Little Blue got a haircut yesterday. With his hair grown out a bit, he looks more babyish, I guess because of his adorable curls. But now, all trimmed up neat and tidy, he's still totally adorable but looks like a little boy, a child, instead of a toddler or baby. This is accentuated by the fact that he has lost much of his baby fat that rounded out his cheeks and chin. His slender face makes him look older, more grown up. I am at once charmed and dismayed by this transformation. His maturing is of course delightful, accompanied as it is by an expanded vocabulary, more refined sense of humor and of compassion, and more willingness to focus and play interactively with us. At the same time, though, these developments signal the end of his babyhood, and brings into sharp focus that should we decide not to have any more children, we will never see these precious days again. It's a choice that looms over us in the background, a shadowy corner in our bright happy days that we try not to think about, but the time to decide draws ever nearer. Every time we discuss it I seem to have changed sides in the debate.
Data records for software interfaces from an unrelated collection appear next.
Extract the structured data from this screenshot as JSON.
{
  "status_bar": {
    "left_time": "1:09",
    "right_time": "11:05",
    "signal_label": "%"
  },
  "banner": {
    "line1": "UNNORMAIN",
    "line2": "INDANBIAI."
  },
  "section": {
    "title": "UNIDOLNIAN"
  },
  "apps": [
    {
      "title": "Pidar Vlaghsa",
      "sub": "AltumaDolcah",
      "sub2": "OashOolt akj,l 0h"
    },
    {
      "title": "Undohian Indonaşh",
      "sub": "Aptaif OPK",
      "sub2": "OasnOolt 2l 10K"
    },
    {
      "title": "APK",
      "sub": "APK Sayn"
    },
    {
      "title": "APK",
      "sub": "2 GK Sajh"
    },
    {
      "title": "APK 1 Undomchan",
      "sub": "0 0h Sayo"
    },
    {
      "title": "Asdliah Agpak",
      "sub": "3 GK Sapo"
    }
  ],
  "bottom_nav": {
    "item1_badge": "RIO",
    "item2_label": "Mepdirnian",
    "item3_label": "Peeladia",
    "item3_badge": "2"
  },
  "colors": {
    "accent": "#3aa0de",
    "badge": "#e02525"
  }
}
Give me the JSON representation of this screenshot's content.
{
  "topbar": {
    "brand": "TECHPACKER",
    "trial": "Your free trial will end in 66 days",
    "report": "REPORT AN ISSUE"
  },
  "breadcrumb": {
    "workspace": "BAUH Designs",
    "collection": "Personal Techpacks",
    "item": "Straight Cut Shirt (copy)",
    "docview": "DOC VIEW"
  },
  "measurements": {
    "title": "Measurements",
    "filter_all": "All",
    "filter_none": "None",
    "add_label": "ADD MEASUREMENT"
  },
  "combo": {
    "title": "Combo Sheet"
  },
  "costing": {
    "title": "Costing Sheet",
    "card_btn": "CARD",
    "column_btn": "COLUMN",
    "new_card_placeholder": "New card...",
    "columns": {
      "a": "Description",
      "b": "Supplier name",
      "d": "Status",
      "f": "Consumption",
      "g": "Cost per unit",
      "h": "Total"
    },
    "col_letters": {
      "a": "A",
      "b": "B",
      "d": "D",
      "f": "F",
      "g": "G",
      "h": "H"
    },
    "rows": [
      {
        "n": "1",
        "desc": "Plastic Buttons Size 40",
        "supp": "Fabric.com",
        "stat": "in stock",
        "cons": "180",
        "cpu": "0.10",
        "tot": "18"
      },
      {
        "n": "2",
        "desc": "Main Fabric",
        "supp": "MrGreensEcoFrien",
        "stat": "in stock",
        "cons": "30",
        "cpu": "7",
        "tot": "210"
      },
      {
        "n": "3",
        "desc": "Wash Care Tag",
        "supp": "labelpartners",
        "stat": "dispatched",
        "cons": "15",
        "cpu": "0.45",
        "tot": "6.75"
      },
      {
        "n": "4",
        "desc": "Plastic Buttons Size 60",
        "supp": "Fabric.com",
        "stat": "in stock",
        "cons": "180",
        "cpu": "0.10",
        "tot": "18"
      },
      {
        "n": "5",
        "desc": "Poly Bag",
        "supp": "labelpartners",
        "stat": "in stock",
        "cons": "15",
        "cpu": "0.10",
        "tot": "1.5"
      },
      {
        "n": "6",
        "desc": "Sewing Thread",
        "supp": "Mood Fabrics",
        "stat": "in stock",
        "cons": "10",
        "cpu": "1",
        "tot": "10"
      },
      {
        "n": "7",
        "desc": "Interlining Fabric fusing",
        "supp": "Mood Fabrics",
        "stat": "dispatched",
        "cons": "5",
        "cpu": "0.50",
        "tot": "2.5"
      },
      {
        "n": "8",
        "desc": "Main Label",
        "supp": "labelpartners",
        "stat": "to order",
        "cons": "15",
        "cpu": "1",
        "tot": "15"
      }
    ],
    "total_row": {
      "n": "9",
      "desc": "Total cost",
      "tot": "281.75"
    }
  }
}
Then there is the kitty issue. Guen, nicknamed Little Girl, has never had a very high opinion of our human offspring. In the beginning, he was like part of the furniture, just another warm, cuddly squishy thing in our laps to lay down on. A few scoops and swats that sent her flying soon disabused her of that misconception and firmly implanted its terrible replacement ideology: the human child was an evil usurper who robbed her of our affections and should be hunted down and maimed at any available opportunity. Forced separations, time outs, begging, scolding, and swatting have not been able to uproot her foul outlook. Little Girl has taken up the habit of coaxing the child to play, then suddenly springing up to bite him. Little Blue has, through his amazing observational powers, quickly learned the fine art of scolding. Once bitten, he alternates between his two favorite behavioral responses: run and tattle to get kitty in trouble, or shortcut to chasing kitty down and scolding her himself, shouting "No no! Bad ditty! NO BITE!" and pointing his righteous finger of accusation in her face. Which she, of course, bites. For most people it is obvious that the cat has got to go. She's misbehaving, resists rehabilitation and shows no signs of improving in the future. She has even resorted to spiteful acts of urination on occasion. But for us, who adopted her as a kitten in the aftermath of the heartwrenching proclamation that we would not be able to have children, Little Girl is more daughter than pet, and the prospect of giving her away even to the best of homes is almost unbearable. We feel responsible for her unhappiness and her bad behavior, and it's hard to tell whether letting her go would only be a worse punishment or a welcome relief for her.
And so we delay, in both cases. There is still a two or maybe as much as three year window of opportunity within which we could decide to have another baby. And the days with kitty just seem to slip by, and not all of them are marred by incidents of biting or bad behaviors. We tell ourselves to watch a little closer, and we tell Little Blue not to play with the grumpy kitty, and try to believe that if we can just get through these toddler years, Little Blue will be wiser to kitty's body language and less interested in her, too. Maybe then we won't have to think about giving her up at all.